Bruins fall to Maple Leafs in shootout, 4-3


Bruins fall to Maple Leafs in shootout, 4-3

By Danny Picard

BOSTON -- @font-face font-family: "Times New Roman";p.MsoNormal, li.MsoNormal, div.MsoNormal margin: 0in 0in 0.0001pt; font-size: 12pt; font-family: "Times New Roman"; a:link, span.MsoHyperlink color: blue; text-decoration: underline; a:visited, span.MsoHyperlinkFollowed color: purple; text-decoration: underline; table.MsoNormalTable font-size: 10pt; font-family: "Times New Roman"; div.Section1 page: Section1; The Bruins needed a win to clinch the Northeast Division on Thursday night at the TD Garden, but the Maple Leafs prevented that celebration, defeating the Bs 4-3 in a shootout.

Nazem Kadri scored the only goal in the shootout, putting a backhander over the left shoulder of Tim Thomas.

Toronto had tied the game at 3-3 after Joffrey Lupul scored his second goal of the game nearly eight minutes into the third period, after sniping the top-right corner with a snap shot from the high slot. It proved to be the goal that sent the game into overtime.

The Bruins had entered the third period with a 3-2 lead after scoring three second-period goals. Brad Marchand, David Krejci, and Andrew Ference each put the puck in the net, beginning with Marchands, which came with 31 seconds left on a Toronto power play, 2:09 into the second.

Marchand tied the game at 1-1, after making a tremendous effort to clear the puck out of his own zone on the penalty kill, and skate with it down the left wing, until cutting hard out front of the Maple Leafs net, and dragging it across the top of the crease, only to finish by flipping it into the low-right side of the net.

A minute later, Krejci finished off a tic-tac-toe play on a rush into Torontos zone, which saw some nice passing from Horton and Lucic, giving the Bs a 2-1 lead.

The Maple Leafs tied the game at 2-2, seven minutes into the second period, when Lupul finished a Phil Kesel pass out front on a Toronto power play.

Andrew Ference gave the Bruins a 3-2 lead less than two minutes later when his low slap shot from the top of the left circle beat James Reimer five-hole. As it turned out, it wasnt the game-winner.Danny Picard is on Twitter at http:twitter.comDannyPicard. You can listen to Danny on his streaming radio show I'm Just Sayin' Monday-Friday from 9-10 a.m. on

Morning Skate: Larry Robinson parts ways with Sharks

Morning Skate: Larry Robinson parts ways with Sharks

Here are all the links from around the hockey world, and what I’m reading, while refraining from shoving any world leaders today.

*Larry Robinson and the San Jose Sharks are parting after working together for five seasons, per FOH (Friend of Haggs) Kevin Kurz.

*Speaking of Kurz, he also has a Sharks mailbag on which players are most likely to be traded out of San Jose during the offseason.

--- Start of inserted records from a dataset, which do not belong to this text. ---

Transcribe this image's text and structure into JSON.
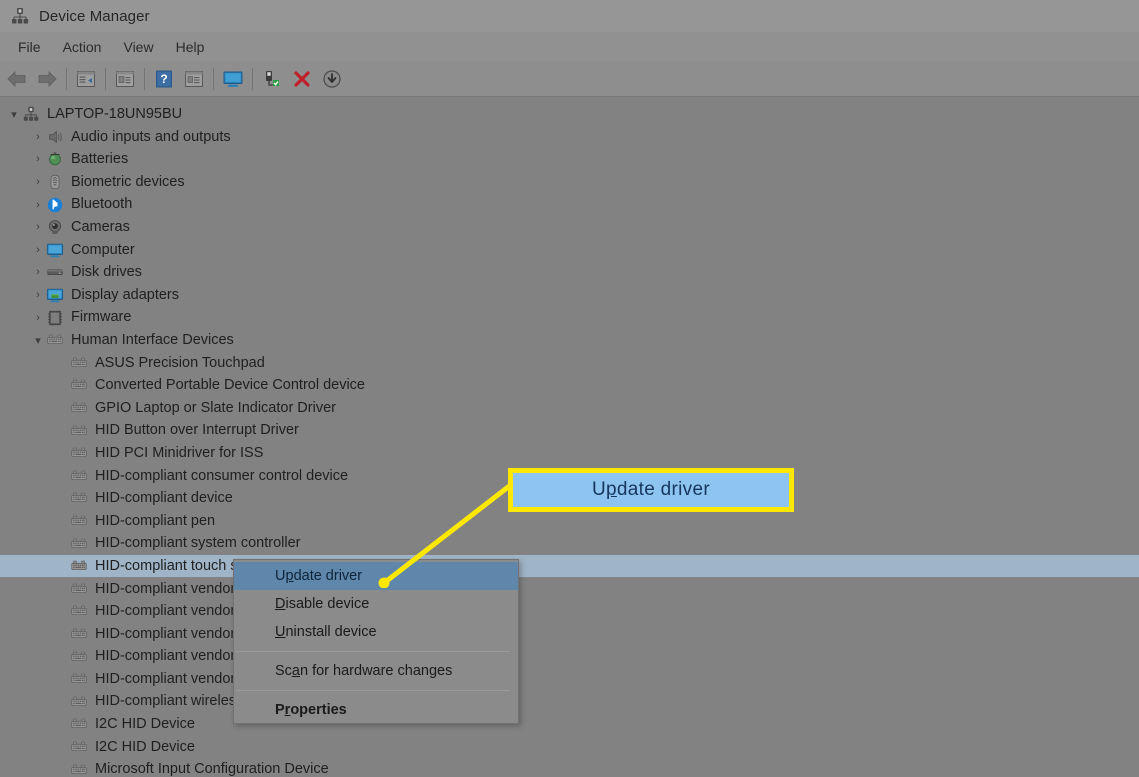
{
  "window": {
    "title": "Device Manager",
    "icon": "device-manager-icon"
  },
  "menubar": {
    "items": [
      {
        "label": "File",
        "name": "menu-file"
      },
      {
        "label": "Action",
        "name": "menu-action"
      },
      {
        "label": "View",
        "name": "menu-view"
      },
      {
        "label": "Help",
        "name": "menu-help"
      }
    ]
  },
  "toolbar": {
    "buttons": [
      {
        "name": "back-button",
        "icon": "back-arrow-icon"
      },
      {
        "name": "forward-button",
        "icon": "forward-arrow-icon"
      },
      {
        "name": "properties-button",
        "icon": "properties-icon"
      },
      {
        "name": "update-driver-button",
        "icon": "update-driver-icon"
      },
      {
        "name": "help-button",
        "icon": "help-question-icon"
      },
      {
        "name": "show-hidden-button",
        "icon": "show-hidden-icon"
      },
      {
        "name": "scan-hardware-button",
        "icon": "monitor-icon"
      },
      {
        "name": "enable-device-button",
        "icon": "enable-device-icon"
      },
      {
        "name": "uninstall-device-button",
        "icon": "red-x-icon"
      },
      {
        "name": "download-button",
        "icon": "download-arrow-icon"
      }
    ]
  },
  "tree": {
    "root": {
      "label": "LAPTOP-18UN95BU",
      "icon": "computer-root-icon",
      "expanded": true
    },
    "categories": [
      {
        "label": "Audio inputs and outputs",
        "icon": "speaker-icon",
        "expanded": false
      },
      {
        "label": "Batteries",
        "icon": "battery-icon",
        "expanded": false
      },
      {
        "label": "Biometric devices",
        "icon": "fingerprint-icon",
        "expanded": false
      },
      {
        "label": "Bluetooth",
        "icon": "bluetooth-icon",
        "expanded": false
      },
      {
        "label": "Cameras",
        "icon": "camera-icon",
        "expanded": false
      },
      {
        "label": "Computer",
        "icon": "monitor-icon",
        "expanded": false
      },
      {
        "label": "Disk drives",
        "icon": "disk-drive-icon",
        "expanded": false
      },
      {
        "label": "Display adapters",
        "icon": "display-adapter-icon",
        "expanded": false
      },
      {
        "label": "Firmware",
        "icon": "firmware-icon",
        "expanded": false
      },
      {
        "label": "Human Interface Devices",
        "icon": "hid-icon",
        "expanded": true
      }
    ],
    "hid_devices": [
      {
        "label": "ASUS Precision Touchpad",
        "selected": false
      },
      {
        "label": "Converted Portable Device Control device",
        "selected": false
      },
      {
        "label": "GPIO Laptop or Slate Indicator Driver",
        "selected": false
      },
      {
        "label": "HID Button over Interrupt Driver",
        "selected": false
      },
      {
        "label": "HID PCI Minidriver for ISS",
        "selected": false
      },
      {
        "label": "HID-compliant consumer control device",
        "selected": false
      },
      {
        "label": "HID-compliant device",
        "selected": false
      },
      {
        "label": "HID-compliant pen",
        "selected": false
      },
      {
        "label": "HID-compliant system controller",
        "selected": false
      },
      {
        "label": "HID-compliant touch screen",
        "selected": true
      },
      {
        "label": "HID-compliant vendor-defined device",
        "selected": false
      },
      {
        "label": "HID-compliant vendor-defined device",
        "selected": false
      },
      {
        "label": "HID-compliant vendor-defined device",
        "selected": false
      },
      {
        "label": "HID-compliant vendor-defined device",
        "selected": false
      },
      {
        "label": "HID-compliant vendor-defined device",
        "selected": false
      },
      {
        "label": "HID-compliant wireless radio controls",
        "selected": false
      },
      {
        "label": "I2C HID Device",
        "selected": false
      },
      {
        "label": "I2C HID Device",
        "selected": false
      },
      {
        "label": "Microsoft Input Configuration Device",
        "selected": false
      }
    ]
  },
  "context_menu": {
    "items": [
      {
        "label": "Update driver",
        "accel": "p",
        "highlighted": true,
        "bold": false
      },
      {
        "label": "Disable device",
        "accel": "D",
        "highlighted": false,
        "bold": false
      },
      {
        "label": "Uninstall device",
        "accel": "U",
        "highlighted": false,
        "bold": false
      },
      {
        "label": "Scan for hardware changes",
        "accel": "a",
        "highlighted": false,
        "bold": false
      },
      {
        "label": "Properties",
        "accel": "r",
        "highlighted": false,
        "bold": true
      }
    ]
  },
  "callout": {
    "text": "Update driver",
    "border_color": "#ffe800",
    "fill_color": "#8ec5f0",
    "text_color": "#17365d",
    "leader_color": "#ffe800"
  },
  "colors": {
    "window_background": "#828282",
    "titlebar": "#969696",
    "menubar": "#919191",
    "toolbar": "#8e8e8e",
    "selection": "#9fb4c6",
    "menu_highlight": "#5e87ab",
    "context_menu_bg": "#8b8b8b"
  }
}
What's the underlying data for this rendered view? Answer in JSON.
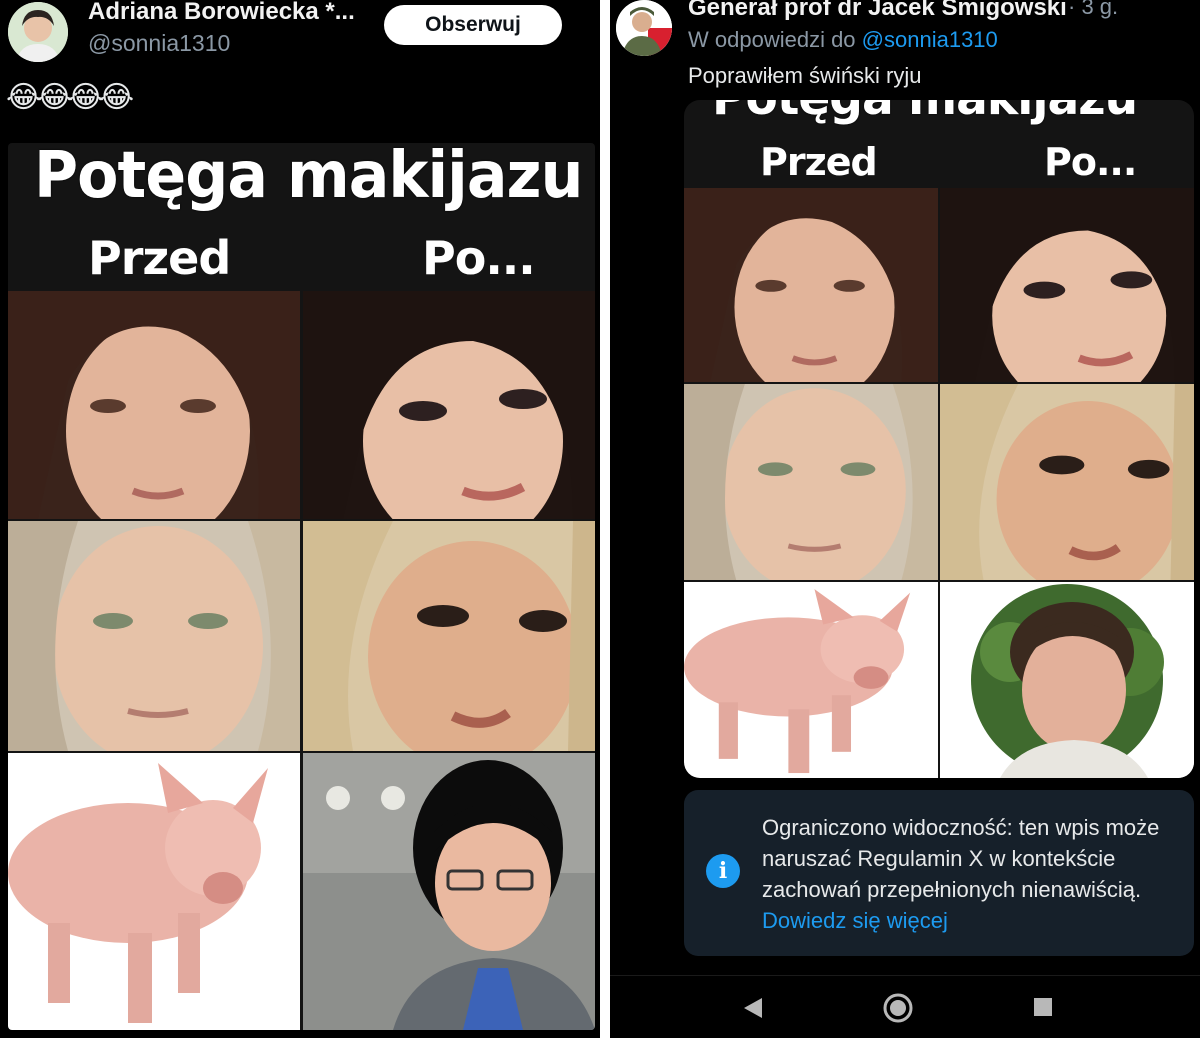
{
  "left_tweet": {
    "author_name": "Adriana Borowiecka *...",
    "handle": "@sonnia1310",
    "follow_label": "Obserwuj",
    "text": "😂😂😂😂",
    "meme": {
      "title": "Potęga makijazu",
      "before_label": "Przed",
      "after_label": "Po..."
    }
  },
  "right_tweet": {
    "author_name": "Generał prof dr Jacek Smigowski",
    "time": "· 3 g.",
    "reply_prefix": "W odpowiedzi do",
    "reply_mention": "@sonnia1310",
    "text": "Poprawiłem świński ryju",
    "meme": {
      "title": "Potęga makijazu",
      "before_label": "Przed",
      "after_label": "Po..."
    },
    "notice": {
      "icon": "info-icon",
      "text": "Ograniczono widoczność: ten wpis może naruszać Regulamin X w kontekście zachowań przepełnionych nienawiścią.",
      "link": "Dowiedz się więcej"
    }
  },
  "nav": {
    "back_icon": "triangle-back-icon",
    "home_icon": "circle-home-icon",
    "recent_icon": "square-recents-icon"
  },
  "colors": {
    "link": "#1d9bf0",
    "background": "#000000",
    "notice_bg": "#16202a",
    "muted": "#8b98a5"
  }
}
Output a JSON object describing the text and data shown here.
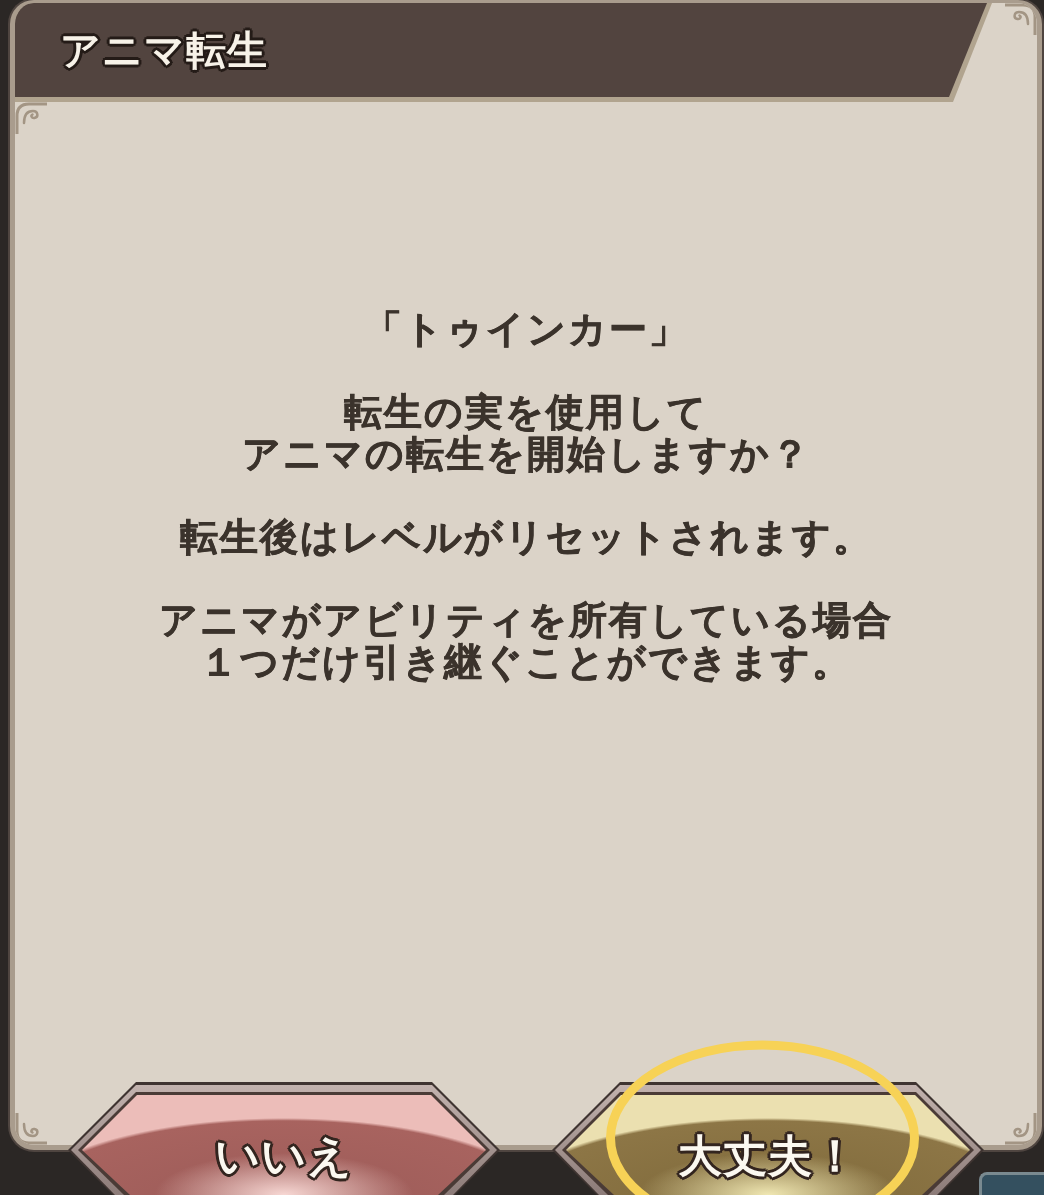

Somebody has got to go, and you’d think it would be somebody without much tread left on the tires.

*Moving on to other topics, Anaheim Ducks center Ryan Kesler said that losing a Game 6 in the Western Conference Finals to the Nashville Predators was the “toughest” loss of his career. I don’t see how this is possible. You see, Kesler is no slouch at falling short. In fact, he’s a tremendous loser, having dropped a Game 7 of the Stanley Cup Final at home in 2011 as a member of the Vancouver Canucks, and also having lost a Gold Medal Game for Team USA at the hands of Sidney Crosby and Canada in 2010 in overtime that was also played in Vancouver. It took a simple Google search to find an actual postgame video of Kesler crying into his hockey glove on the bench in the aftermath of Game 7 vs. the Bruins. So, pardon me if I’m not buying Kesler talking about a conference finals loss as the worst of his career when he was one home win away from being a Stanley Cup champion in Game 7, and proceeded to lose like he’s done many, many times in the most important games of his career. Dude, you’ve been through tougher losses. Trust me on that one.  

*The idea of trading Alex Ovechkin might be gaining some traction with the Capitals fan base, but it doesn’t seem to be based on reality at this point.

*The pride of Melrose, Mass, Conor Sheary, delivered in Game 7 for the Penguins as they return to the Stanley Cup Final in back-to-back seasons.

*Bobby Ryan said his strategy for success in the playoffs, at least in part, was staying off the phone. Maybe he ought to try that a bit more during the regular season.

*Congrats to the folks at NBC for another successful Red Nose Day that featured a reunion of the “Love Actually” cast among other things.